The Baltimore County Council on Monday night passed a bill containing a package of initiatives intended to improve and modernize policing in the county while strengthening community relations.
Called the Strengthening Modernization, Accountability, Reform, and Transparency (SMART) Policing Act, it passed by a vote of 6-1.
Todd Crandell, a Republican representing the 7th District, was the lone dissenting vote.
“Today Baltimore County has taken a critical—and united—next step toward equal justice,” County Executive John Olszewski Jr. said in a prepared statement. “The SMART Policing Act will make our Police Department and our County better for everyone.
“I’m grateful to my colleagues on the County Council for ensuring bipartisan progress in meeting the challenge that this moment demands. This is not the end, but it is another important step towards a more just and equitable future.”
Voting in favor of the bill were Tom Quirk, 1st District; Israel Patoka, 2nd District; Wade Kach, third district; Julian Jones, 4rth district; David Marks, 5th district; and Cathy Bevins, 6th district.
Kach and Marks are Republicans; the others are Democrats.
As introduced last month, the SMART Policing Act consisted of:
Modernizes Policing Tactics
- Banning the use of all neck restraints, including chokeholds, unless a person’s life is in immediate jeopardy;
- Requiring a policy specifying that officers render aid or call for medical care for any individual in police custody who has an obvious injury or complaint of injury;
- Requiring the Baltimore County Police Department to introduce policy affirming the sanctity of life and the dignity and value of all persons;
Enhances and Enshrines Reforms on Use of Force
- Requiring the Department to introduce policies to limit the use of force;
- Requiring the Department to introduce policy obligating officers to intervene to stop fellow officers from using excessive force and report uses of force;
- Providing protections to prohibit retaliation against those who report misconduct;
- Requiring the Department to implement an early intervention system to provide officers at-risk of engaging in the use of excessive force with additional training or other behavioral interventions;
Improves Training and Accountability
- Barring individuals with prior disciplinary records in other jurisdictions or agencies from serving as a Baltimore County Police Officer;
- Requiring annual training in de-escalation, implicit bias, and the use of force;

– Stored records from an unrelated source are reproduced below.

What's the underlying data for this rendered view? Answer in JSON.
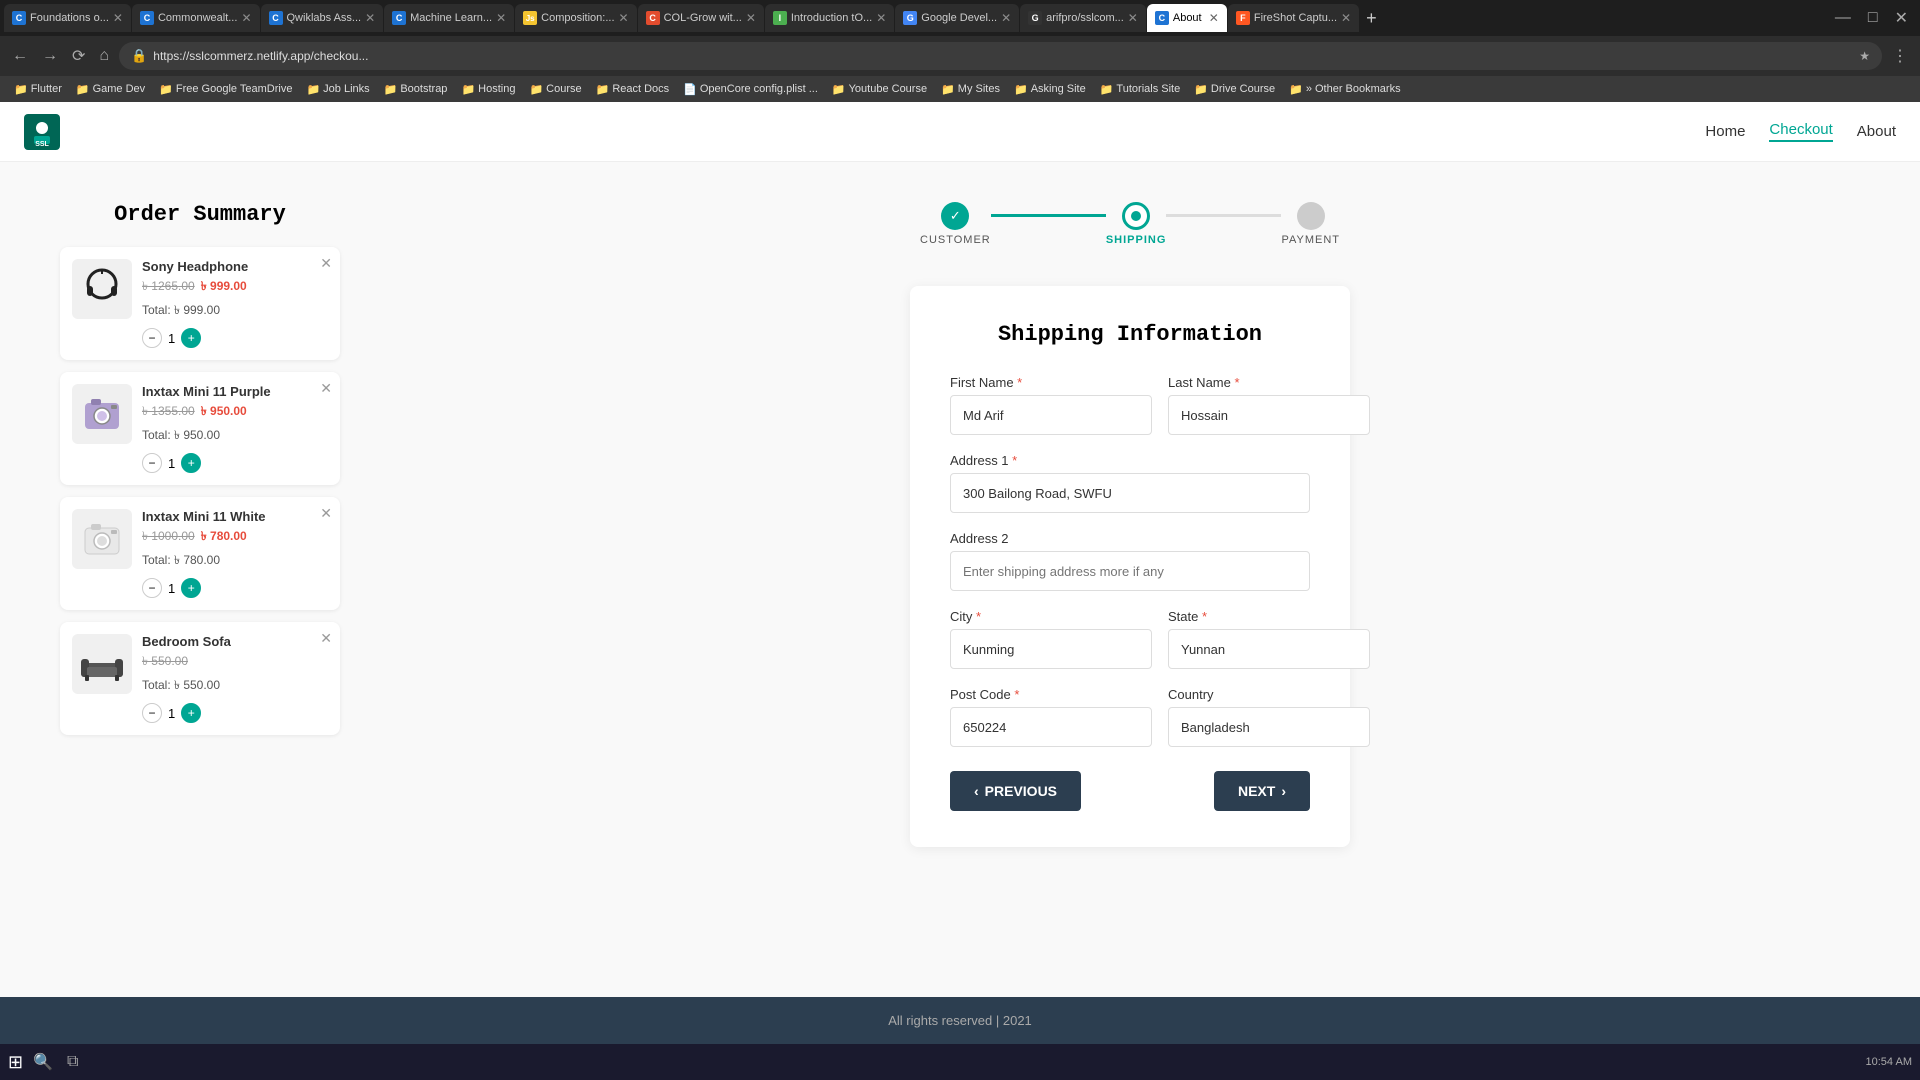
{
  "browser": {
    "tabs": [
      {
        "id": 1,
        "label": "Foundations o...",
        "favicon_color": "#1e73d3",
        "favicon_letter": "C",
        "active": false
      },
      {
        "id": 2,
        "label": "Commonwealt...",
        "favicon_color": "#1e73d3",
        "favicon_letter": "C",
        "active": false
      },
      {
        "id": 3,
        "label": "Qwiklabs Ass...",
        "favicon_color": "#1e73d3",
        "favicon_letter": "C",
        "active": false
      },
      {
        "id": 4,
        "label": "Machine Learn...",
        "favicon_color": "#1e73d3",
        "favicon_letter": "C",
        "active": false
      },
      {
        "id": 5,
        "label": "Composition:...",
        "favicon_color": "#f4c430",
        "favicon_letter": "Js",
        "active": false
      },
      {
        "id": 6,
        "label": "COL-Grow wit...",
        "favicon_color": "#e34c2e",
        "favicon_letter": "C",
        "active": false
      },
      {
        "id": 7,
        "label": "Introduction t o...",
        "favicon_color": "#4caf50",
        "favicon_letter": "I",
        "active": false
      },
      {
        "id": 8,
        "label": "Google Devel...",
        "favicon_color": "#4285f4",
        "favicon_letter": "G",
        "active": false
      },
      {
        "id": 9,
        "label": "arifpro/sslcom...",
        "favicon_color": "#333",
        "favicon_letter": "G",
        "active": false
      },
      {
        "id": 10,
        "label": "About",
        "favicon_color": "#1e73d3",
        "favicon_letter": "C",
        "active": true
      },
      {
        "id": 11,
        "label": "FireShot Captu...",
        "favicon_color": "#ff5722",
        "favicon_letter": "F",
        "active": false
      }
    ],
    "address": "https://sslcommerz.netlify.app/checkou...",
    "bookmarks": [
      {
        "label": "Flutter",
        "icon": "📁"
      },
      {
        "label": "Game Dev",
        "icon": "📁"
      },
      {
        "label": "Free Google TeamDrive",
        "icon": "📁"
      },
      {
        "label": "Job Links",
        "icon": "📁"
      },
      {
        "label": "Bootstrap",
        "icon": "📁"
      },
      {
        "label": "Hosting",
        "icon": "📁"
      },
      {
        "label": "Course",
        "icon": "📁"
      },
      {
        "label": "React Docs",
        "icon": "📁"
      },
      {
        "label": "OpenCore config.plist ...",
        "icon": "📄"
      },
      {
        "label": "Youtube Course",
        "icon": "📁"
      },
      {
        "label": "My Sites",
        "icon": "📁"
      },
      {
        "label": "Asking Site",
        "icon": "📁"
      },
      {
        "label": "Tutorials Site",
        "icon": "📁"
      },
      {
        "label": "Drive Course",
        "icon": "📁"
      },
      {
        "label": "Other Bookmarks",
        "icon": "📁"
      }
    ]
  },
  "app": {
    "logo_alt": "SSLCommerz",
    "nav": {
      "links": [
        {
          "label": "Home",
          "active": false
        },
        {
          "label": "Checkout",
          "active": true
        },
        {
          "label": "About",
          "active": false
        }
      ]
    }
  },
  "order_summary": {
    "title": "Order Summary",
    "items": [
      {
        "name": "Sony Headphone",
        "original_price": "৳ 1265.00",
        "sale_price": "৳ 999.00",
        "total": "Total: ৳ 999.00",
        "qty": 1
      },
      {
        "name": "Inxtax Mini 11 Purple",
        "original_price": "৳ 1355.00",
        "sale_price": "৳ 950.00",
        "total": "Total: ৳ 950.00",
        "qty": 1
      },
      {
        "name": "Inxtax Mini 11 White",
        "original_price": "৳ 1000.00",
        "sale_price": "৳ 780.00",
        "total": "Total: ৳ 780.00",
        "qty": 1
      },
      {
        "name": "Bedroom Sofa",
        "original_price": "",
        "sale_price": "",
        "price_single": "৳ 550.00",
        "total": "Total: ৳ 550.00",
        "qty": 1
      }
    ]
  },
  "checkout": {
    "steps": [
      {
        "label": "CUSTOMER",
        "state": "done"
      },
      {
        "label": "SHIPPING",
        "state": "active"
      },
      {
        "label": "PAYMENT",
        "state": "inactive"
      }
    ],
    "form": {
      "title": "Shipping Information",
      "fields": {
        "first_name": {
          "label": "First Name",
          "required": true,
          "value": "Md Arif"
        },
        "last_name": {
          "label": "Last Name",
          "required": true,
          "value": "Hossain"
        },
        "address1": {
          "label": "Address 1",
          "required": true,
          "value": "300 Bailong Road, SWFU"
        },
        "address2": {
          "label": "Address 2",
          "required": false,
          "placeholder": "Enter shipping address more if any",
          "value": ""
        },
        "city": {
          "label": "City",
          "required": true,
          "value": "Kunming"
        },
        "state": {
          "label": "State",
          "required": true,
          "value": "Yunnan"
        },
        "post_code": {
          "label": "Post Code",
          "required": true,
          "value": "650224"
        },
        "country": {
          "label": "Country",
          "required": false,
          "value": "Bangladesh"
        }
      },
      "btn_previous": "PREVIOUS",
      "btn_next": "NEXT"
    }
  },
  "footer": {
    "text": "All rights reserved | 2021"
  },
  "taskbar": {
    "time": "10:54 AM"
  }
}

- Authorizing the Chief of Police to select up to two members of the public to serve on a police hearing board. Due to state law, final approval of the membership is subject to collective bargaining;
- Requiring collection and public access to use of force data and police involved shootings.
A response posted by the Fraternal Order of Police Lodge #4 last summer (when the reform bill that would eventually become the SMART Act was first introduced) said county police already practice what is required by the bill.
Jones, who had introduced the bill along with Olszewski, had wanted to add four amendments: clarity on the chokehold exception, expanding whistleblower protections to apply to all police misconduct, and specifying civilians may be appointed as voting members on the Police Department’s disciplinary hearing boards.
The fourth amendment would require the county police chief to present a ‘use of force’ report to the county council every year by April 1.
Jones removed those amendments before Monday’s vote. The fourth amendment was still passed.
When the bill was introduced last month, Fraternal Order of Police Lodge #4 President David Rose released a statement describing how the lodge had worked with members of the county council, Chief Melissa Hyatt and Olszewski to craft legislation to modernize department policies and strengthen the relationship with citizens of Baltimore County.
“The FOP Executive Board of Directors has voted to support the SMART Policing Act draft legislation that was circulated to all parties over the Labor Day weekend,” Rose wrote.
The Lodge has not yet issued a statement on the bill’s passing as of Tuesday.
Over the summer, the Lodge posted statistics showing that over the 10-year period of 2010-19, Baltimore County Police had shown a significant downward trend in incident of use of force, use of firearms and citizen complaints, despite a major increase in the county population and calls for service.
A response posted in July also stated Baltimore County Police already restricted chokeholds to situations “where it is objectively reasonable under the totality of the circumstances to use deadly force.”
The Lodge also pointed out de-escalation training is already emphasized in the academy, and officers are trained to exhaust all alternatives before shooting (including non-force or less-lethal force).
All Baltimore County Police Officers are trained to recognize the sanctity of life, the response read. Deadly force may only be used when necessary and all uses of force must be “reasonably based on the totality of the circumstances.”